TASK STATEMENT
For this exercise, return the line containing "Parse this screenshot: output" and every line after it through the end of the records below, without alteration.
EXERCISE INPUTS START
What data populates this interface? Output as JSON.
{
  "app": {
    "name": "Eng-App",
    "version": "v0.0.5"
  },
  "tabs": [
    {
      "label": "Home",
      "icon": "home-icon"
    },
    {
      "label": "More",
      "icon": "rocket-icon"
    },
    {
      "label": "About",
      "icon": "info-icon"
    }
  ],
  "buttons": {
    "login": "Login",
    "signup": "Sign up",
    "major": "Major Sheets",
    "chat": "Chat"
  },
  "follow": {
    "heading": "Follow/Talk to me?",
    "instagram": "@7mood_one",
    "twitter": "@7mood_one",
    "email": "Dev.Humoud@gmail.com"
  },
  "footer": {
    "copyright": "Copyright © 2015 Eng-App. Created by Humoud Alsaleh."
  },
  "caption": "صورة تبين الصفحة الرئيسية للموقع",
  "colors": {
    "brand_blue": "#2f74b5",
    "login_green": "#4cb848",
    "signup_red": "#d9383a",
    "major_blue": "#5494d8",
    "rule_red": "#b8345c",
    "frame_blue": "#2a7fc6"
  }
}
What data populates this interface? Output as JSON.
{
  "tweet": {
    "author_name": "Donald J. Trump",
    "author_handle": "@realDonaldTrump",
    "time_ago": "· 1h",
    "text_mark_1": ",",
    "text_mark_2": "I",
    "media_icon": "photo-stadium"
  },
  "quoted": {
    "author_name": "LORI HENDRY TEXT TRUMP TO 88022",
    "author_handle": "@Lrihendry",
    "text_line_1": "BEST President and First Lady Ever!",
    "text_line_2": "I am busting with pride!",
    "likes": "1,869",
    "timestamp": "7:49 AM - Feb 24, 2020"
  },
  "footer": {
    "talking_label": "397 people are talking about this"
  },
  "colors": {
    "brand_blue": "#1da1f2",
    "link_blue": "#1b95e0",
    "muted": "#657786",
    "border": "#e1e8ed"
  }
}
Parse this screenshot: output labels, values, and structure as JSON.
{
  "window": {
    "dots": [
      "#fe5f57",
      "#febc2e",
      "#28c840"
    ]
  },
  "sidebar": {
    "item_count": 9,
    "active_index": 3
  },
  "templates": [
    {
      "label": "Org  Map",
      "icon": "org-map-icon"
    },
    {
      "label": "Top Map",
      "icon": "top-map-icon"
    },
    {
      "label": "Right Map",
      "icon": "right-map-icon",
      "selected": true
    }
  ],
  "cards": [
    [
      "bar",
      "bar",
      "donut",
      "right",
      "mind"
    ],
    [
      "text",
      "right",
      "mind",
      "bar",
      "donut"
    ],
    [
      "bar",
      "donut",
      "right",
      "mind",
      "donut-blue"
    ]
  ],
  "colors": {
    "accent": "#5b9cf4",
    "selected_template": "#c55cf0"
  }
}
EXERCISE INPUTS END
TASK OUTPUT
Parse this screenshot: output labels, values, and structure as JSON.
{
  "window": {
    "dots": [
      "#fe5f57",
      "#febc2e",
      "#28c840"
    ]
  },
  "sidebar": {
    "item_count": 9,
    "active_index": 3
  },
  "templates": [
    {
      "label": "Org  Map",
      "icon": "org-map-icon"
    },
    {
      "label": "Top Map",
      "icon": "top-map-icon"
    },
    {
      "label": "Right Map",
      "icon": "right-map-icon",
      "selected": true
    }
  ],
  "cards": [
    [
      "bar",
      "bar",
      "donut",
      "right",
      "mind"
    ],
    [
      "text",
      "right",
      "mind",
      "bar",
      "donut"
    ],
    [
      "bar",
      "donut",
      "right",
      "mind",
      "donut-blue"
    ]
  ],
  "colors": {
    "accent": "#5b9cf4",
    "selected_template": "#c55cf0"
  }
}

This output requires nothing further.